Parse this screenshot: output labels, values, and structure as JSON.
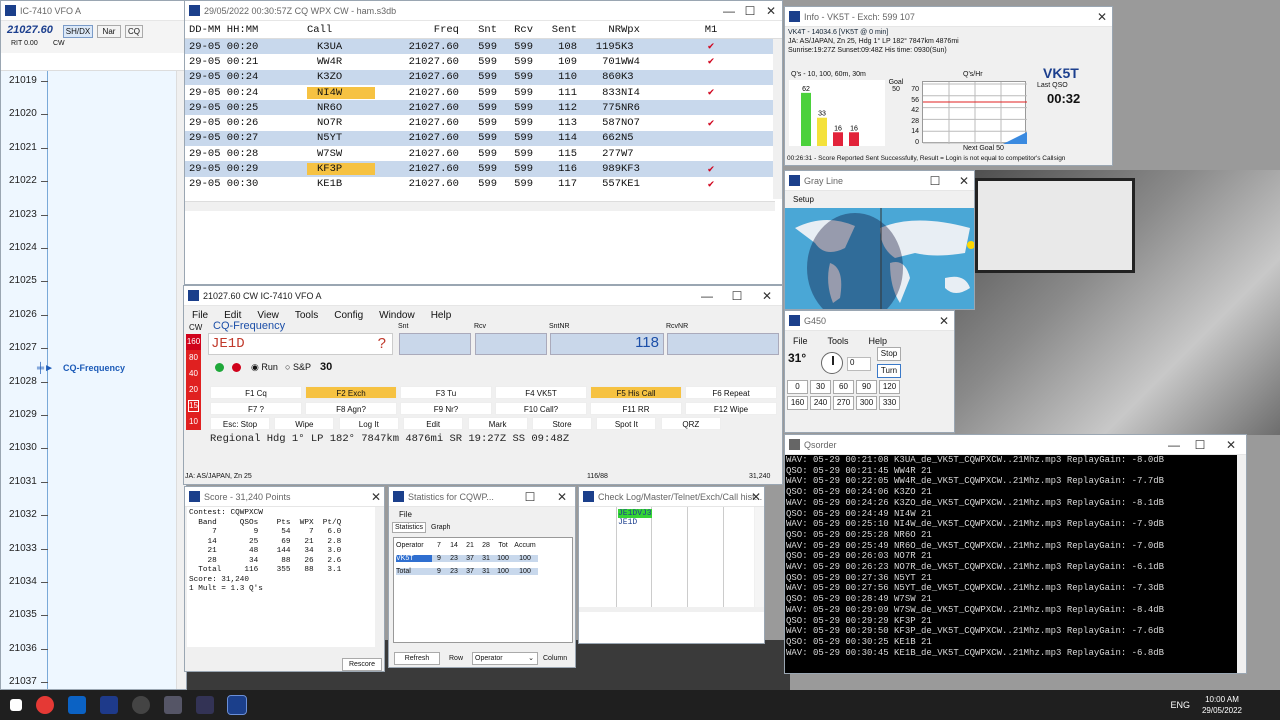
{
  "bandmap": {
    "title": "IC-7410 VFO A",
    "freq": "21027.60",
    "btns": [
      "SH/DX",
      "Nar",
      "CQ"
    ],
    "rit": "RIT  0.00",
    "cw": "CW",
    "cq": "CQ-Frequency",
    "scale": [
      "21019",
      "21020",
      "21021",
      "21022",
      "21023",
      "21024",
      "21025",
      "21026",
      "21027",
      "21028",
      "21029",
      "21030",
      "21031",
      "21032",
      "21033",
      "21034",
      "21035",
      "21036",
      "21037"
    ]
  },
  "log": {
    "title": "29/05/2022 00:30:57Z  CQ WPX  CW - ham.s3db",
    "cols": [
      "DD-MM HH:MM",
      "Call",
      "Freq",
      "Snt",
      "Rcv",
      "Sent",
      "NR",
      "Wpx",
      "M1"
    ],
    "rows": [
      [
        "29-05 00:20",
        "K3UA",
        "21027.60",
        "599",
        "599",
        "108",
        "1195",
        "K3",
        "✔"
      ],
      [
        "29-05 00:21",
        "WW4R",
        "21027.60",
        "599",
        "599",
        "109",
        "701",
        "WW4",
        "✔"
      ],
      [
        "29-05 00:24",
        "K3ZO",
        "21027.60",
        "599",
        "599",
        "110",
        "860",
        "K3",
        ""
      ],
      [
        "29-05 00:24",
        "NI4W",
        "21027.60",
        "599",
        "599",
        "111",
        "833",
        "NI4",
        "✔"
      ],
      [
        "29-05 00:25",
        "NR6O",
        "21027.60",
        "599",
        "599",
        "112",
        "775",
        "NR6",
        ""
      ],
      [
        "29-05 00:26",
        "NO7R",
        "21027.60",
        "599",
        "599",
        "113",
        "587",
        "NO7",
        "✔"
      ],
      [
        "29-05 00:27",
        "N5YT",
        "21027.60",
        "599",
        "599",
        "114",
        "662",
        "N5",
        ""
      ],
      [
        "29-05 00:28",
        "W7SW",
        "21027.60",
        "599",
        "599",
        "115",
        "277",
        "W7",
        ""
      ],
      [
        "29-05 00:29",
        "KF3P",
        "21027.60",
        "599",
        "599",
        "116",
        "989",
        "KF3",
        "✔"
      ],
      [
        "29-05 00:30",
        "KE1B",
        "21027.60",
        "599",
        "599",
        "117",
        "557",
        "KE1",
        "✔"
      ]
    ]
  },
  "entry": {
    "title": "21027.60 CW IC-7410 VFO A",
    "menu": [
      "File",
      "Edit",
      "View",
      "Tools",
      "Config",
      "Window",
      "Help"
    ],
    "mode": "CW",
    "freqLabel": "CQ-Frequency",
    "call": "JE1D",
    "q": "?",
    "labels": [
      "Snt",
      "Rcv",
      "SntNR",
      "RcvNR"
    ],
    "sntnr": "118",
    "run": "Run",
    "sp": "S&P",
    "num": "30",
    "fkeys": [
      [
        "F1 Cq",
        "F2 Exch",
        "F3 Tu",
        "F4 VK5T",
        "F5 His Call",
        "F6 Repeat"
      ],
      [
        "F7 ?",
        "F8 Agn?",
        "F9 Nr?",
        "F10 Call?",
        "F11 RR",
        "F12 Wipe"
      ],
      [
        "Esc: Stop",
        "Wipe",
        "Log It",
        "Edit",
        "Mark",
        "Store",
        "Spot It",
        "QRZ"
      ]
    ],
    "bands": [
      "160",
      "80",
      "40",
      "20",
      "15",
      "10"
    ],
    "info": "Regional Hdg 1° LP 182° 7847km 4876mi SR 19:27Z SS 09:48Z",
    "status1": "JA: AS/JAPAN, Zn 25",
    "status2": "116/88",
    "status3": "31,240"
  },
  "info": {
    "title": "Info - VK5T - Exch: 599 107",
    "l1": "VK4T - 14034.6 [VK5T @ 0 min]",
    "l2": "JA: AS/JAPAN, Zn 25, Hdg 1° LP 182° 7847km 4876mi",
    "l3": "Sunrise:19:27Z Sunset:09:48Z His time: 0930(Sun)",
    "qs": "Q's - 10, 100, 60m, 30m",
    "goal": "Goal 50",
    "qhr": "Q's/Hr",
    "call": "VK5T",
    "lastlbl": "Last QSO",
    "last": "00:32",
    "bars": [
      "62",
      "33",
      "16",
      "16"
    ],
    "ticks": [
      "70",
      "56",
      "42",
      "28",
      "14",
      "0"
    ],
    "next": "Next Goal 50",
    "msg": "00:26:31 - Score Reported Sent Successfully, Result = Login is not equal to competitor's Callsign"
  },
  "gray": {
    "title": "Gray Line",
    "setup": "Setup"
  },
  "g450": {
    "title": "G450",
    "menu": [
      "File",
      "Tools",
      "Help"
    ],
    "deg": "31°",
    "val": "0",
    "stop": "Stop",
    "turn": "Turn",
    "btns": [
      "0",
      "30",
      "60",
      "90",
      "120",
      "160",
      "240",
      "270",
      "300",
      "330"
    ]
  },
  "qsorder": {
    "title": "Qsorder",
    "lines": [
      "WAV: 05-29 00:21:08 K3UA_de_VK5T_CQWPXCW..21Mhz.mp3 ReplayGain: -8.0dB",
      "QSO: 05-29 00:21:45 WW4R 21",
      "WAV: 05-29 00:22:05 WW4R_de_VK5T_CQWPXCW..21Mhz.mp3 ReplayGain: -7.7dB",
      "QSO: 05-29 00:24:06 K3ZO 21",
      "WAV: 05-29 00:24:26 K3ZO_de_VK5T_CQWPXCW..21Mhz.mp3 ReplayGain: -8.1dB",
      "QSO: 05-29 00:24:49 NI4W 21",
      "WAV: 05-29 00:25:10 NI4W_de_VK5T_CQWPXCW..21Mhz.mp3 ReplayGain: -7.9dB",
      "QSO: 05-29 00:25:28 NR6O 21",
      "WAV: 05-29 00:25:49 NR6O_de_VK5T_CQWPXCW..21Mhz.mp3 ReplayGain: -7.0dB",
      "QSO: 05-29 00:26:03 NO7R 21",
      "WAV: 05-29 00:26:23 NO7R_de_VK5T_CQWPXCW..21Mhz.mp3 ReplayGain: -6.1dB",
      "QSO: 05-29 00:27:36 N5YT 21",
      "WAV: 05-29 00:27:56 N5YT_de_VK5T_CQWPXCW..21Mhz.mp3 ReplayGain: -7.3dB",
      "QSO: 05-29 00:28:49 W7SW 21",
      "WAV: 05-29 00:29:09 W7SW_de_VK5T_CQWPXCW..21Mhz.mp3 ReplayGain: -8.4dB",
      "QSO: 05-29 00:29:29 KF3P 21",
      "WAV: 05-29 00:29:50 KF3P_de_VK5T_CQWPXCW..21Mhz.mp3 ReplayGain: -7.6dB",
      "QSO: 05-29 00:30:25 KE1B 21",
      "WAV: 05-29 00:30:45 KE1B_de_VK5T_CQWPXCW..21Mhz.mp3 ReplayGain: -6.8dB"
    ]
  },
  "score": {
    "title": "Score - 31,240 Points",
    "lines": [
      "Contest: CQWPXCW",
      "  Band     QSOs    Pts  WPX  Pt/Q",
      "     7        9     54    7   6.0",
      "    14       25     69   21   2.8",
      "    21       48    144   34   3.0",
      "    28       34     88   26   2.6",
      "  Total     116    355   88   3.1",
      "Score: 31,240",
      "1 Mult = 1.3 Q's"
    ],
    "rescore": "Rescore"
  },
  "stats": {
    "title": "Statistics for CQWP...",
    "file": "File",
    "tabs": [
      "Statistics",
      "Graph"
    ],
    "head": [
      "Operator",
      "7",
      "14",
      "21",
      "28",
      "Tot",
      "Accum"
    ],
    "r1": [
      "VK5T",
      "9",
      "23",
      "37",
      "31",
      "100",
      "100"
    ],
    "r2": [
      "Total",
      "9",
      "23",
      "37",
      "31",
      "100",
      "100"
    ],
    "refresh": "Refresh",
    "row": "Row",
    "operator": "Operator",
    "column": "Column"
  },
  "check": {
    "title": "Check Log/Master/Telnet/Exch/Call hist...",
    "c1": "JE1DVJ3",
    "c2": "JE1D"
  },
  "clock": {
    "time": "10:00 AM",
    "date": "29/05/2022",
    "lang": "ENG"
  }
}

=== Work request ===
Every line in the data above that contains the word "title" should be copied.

=== Answer to the problem ===
    "title": "IC-7410 VFO A",
    "title": "29/05/2022 00:30:57Z  CQ WPX  CW - ham.s3db",
    "title": "21027.60 CW IC-7410 VFO A",
    "title": "Info - VK5T - Exch: 599 107",
    "title": "Gray Line",
    "title": "G450",
    "title": "Qsorder",
    "title": "Score - 31,240 Points",
    "title": "Statistics for CQWP...",
    "title": "Check Log/Master/Telnet/Exch/Call hist...",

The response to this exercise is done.